In his massive car collection, the current Sultan of Brunei is said to own as many as three hundred Ferraris, likely worth over $100 million. Or they were worth that much. It seems the cars, according to carsguide.com.au, have “fallen into disrepair after air conditioning in their storage garages was turned off many years ago.” The most famous collectors of Ferraris are now comedians—Jerry Seinfeld and David Letterman own dozens of vintage Ferraris (and Porsches) between them. (Jay Leno, otherwise known as a preeminent vintage car collector, does not own a single Ferrari, in part because he “just never liked dealing with the dealers.”) They are toys, like the toy race car Laura finds in Enzo’s mistress’s house, proving he has a child with her. Collectors seem to prize the red or white ones the most—rental car colors. In the movies, red will always be Ferrari’s definitive color, as it is in Mann’s film, though King Hussein’s 335 S is yellow. Maybe the most well-known red Ferrari in the movies appears in a comedy, the 1961 250 GT California Spyder the teens in Ferris Bueller’s Day Off (1986) take for a joy ride to the Art Institute of Chicago.
Beyond its status as a manufacturer of high-priced commodities and valuable collector’s items, Ferrari exists today as a brand, licensed like Gucci and Hermès as a fashion logo for clothes and accessories. As Yates’s daughter, the writer Stacy Bradley, points out in the epilogue to a new edition of The Man and the Machine, in today’s marketplace “conceptual or hierarchical purity has no place.” Ferrari now makes an SUV, the Purosangue, priced at $400,000. “Ferrari’s value as a luxury brand is, in theory, limitless,” writes Bradley. Ferrari is now so associated with the excess of luxury that there is a series of self-help books by a man who describes himself in print as “the monk who sold his Ferrari.”

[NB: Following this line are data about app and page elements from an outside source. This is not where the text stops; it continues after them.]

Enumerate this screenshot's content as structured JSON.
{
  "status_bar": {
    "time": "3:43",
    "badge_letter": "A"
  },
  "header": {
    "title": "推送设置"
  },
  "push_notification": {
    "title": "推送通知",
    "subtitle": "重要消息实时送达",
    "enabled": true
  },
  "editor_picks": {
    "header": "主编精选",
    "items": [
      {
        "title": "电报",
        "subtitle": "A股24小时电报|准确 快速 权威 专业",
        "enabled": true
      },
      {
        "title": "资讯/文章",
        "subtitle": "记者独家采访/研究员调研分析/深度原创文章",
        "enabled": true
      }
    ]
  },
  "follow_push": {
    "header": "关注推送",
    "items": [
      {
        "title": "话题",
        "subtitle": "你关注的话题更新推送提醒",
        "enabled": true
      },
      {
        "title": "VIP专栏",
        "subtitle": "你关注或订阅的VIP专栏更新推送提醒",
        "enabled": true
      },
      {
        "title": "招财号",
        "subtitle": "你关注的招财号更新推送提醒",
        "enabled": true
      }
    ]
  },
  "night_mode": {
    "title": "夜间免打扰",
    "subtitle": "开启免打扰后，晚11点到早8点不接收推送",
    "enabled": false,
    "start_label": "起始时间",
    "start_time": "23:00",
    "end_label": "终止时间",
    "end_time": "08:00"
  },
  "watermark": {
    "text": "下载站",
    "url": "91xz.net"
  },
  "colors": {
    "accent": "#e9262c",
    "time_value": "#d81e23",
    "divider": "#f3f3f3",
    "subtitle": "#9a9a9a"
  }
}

In Mann’s film, Enzo poses for photographers at his factory with Portago and Linda Christian, leaning against one of his cars. He makes sure to slide Christian over to keep her butt from blocking the Ferrari “prancing horse” marque. The film ends with a reunited Enzo and Laura preparing to bribe the press so their factory will survive and someday manufacture those SUVs. It reminded me of a wealthy real estate developer in the 1968 Saul Bellow story “The Old System,” who briefly recalls the beauty of the luxury automobiles—“Hudsons, Auburns, and Bearcats”—that once filled the parking lot of a country club he has razed and replaced with a shopping mall. The cars were beauties, sure, but they were “only machinery. Nothing to get nostalgic about.”